Directions :: All of the records should be reproduced word for word, but no images may appear in the copy.

Start of Data provided

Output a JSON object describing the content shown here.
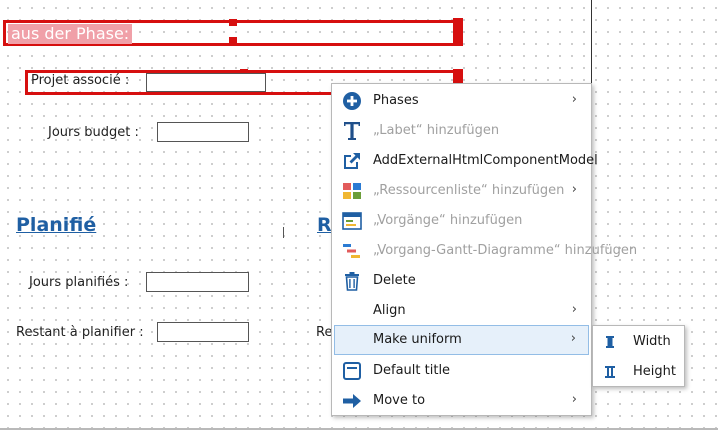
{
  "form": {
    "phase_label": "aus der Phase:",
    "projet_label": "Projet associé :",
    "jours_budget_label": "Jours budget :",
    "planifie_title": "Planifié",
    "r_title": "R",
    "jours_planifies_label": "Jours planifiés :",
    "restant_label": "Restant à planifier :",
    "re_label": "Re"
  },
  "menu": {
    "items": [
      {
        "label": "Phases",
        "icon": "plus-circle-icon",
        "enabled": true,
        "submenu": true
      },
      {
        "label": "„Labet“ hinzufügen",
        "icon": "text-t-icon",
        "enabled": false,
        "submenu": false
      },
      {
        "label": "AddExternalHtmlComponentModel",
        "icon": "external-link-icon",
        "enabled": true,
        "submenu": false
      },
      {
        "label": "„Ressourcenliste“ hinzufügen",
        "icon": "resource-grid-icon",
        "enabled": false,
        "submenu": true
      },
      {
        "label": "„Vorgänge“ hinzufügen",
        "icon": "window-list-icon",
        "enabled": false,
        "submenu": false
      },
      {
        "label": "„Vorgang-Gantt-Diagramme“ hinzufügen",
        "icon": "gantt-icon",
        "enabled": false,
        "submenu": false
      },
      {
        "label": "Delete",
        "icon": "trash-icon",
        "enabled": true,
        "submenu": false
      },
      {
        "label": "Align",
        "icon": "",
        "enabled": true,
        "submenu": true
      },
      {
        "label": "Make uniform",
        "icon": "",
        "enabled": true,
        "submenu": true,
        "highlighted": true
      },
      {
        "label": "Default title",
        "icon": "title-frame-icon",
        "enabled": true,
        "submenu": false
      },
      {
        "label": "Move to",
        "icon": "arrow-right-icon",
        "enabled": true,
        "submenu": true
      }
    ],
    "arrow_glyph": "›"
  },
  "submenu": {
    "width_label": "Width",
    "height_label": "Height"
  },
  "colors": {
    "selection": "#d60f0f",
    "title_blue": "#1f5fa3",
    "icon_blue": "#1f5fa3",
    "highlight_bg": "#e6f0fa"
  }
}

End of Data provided

Answer to the problem ::
Output a JSON object describing the content shown here.
{
  "form": {
    "phase_label": "aus der Phase:",
    "projet_label": "Projet associé :",
    "jours_budget_label": "Jours budget :",
    "planifie_title": "Planifié",
    "r_title": "R",
    "jours_planifies_label": "Jours planifiés :",
    "restant_label": "Restant à planifier :",
    "re_label": "Re"
  },
  "menu": {
    "items": [
      {
        "label": "Phases",
        "icon": "plus-circle-icon",
        "enabled": true,
        "submenu": true
      },
      {
        "label": "„Labet“ hinzufügen",
        "icon": "text-t-icon",
        "enabled": false,
        "submenu": false
      },
      {
        "label": "AddExternalHtmlComponentModel",
        "icon": "external-link-icon",
        "enabled": true,
        "submenu": false
      },
      {
        "label": "„Ressourcenliste“ hinzufügen",
        "icon": "resource-grid-icon",
        "enabled": false,
        "submenu": true
      },
      {
        "label": "„Vorgänge“ hinzufügen",
        "icon": "window-list-icon",
        "enabled": false,
        "submenu": false
      },
      {
        "label": "„Vorgang-Gantt-Diagramme“ hinzufügen",
        "icon": "gantt-icon",
        "enabled": false,
        "submenu": false
      },
      {
        "label": "Delete",
        "icon": "trash-icon",
        "enabled": true,
        "submenu": false
      },
      {
        "label": "Align",
        "icon": "",
        "enabled": true,
        "submenu": true
      },
      {
        "label": "Make uniform",
        "icon": "",
        "enabled": true,
        "submenu": true,
        "highlighted": true
      },
      {
        "label": "Default title",
        "icon": "title-frame-icon",
        "enabled": true,
        "submenu": false
      },
      {
        "label": "Move to",
        "icon": "arrow-right-icon",
        "enabled": true,
        "submenu": true
      }
    ],
    "arrow_glyph": "›"
  },
  "submenu": {
    "width_label": "Width",
    "height_label": "Height"
  },
  "colors": {
    "selection": "#d60f0f",
    "title_blue": "#1f5fa3",
    "icon_blue": "#1f5fa3",
    "highlight_bg": "#e6f0fa"
  }
}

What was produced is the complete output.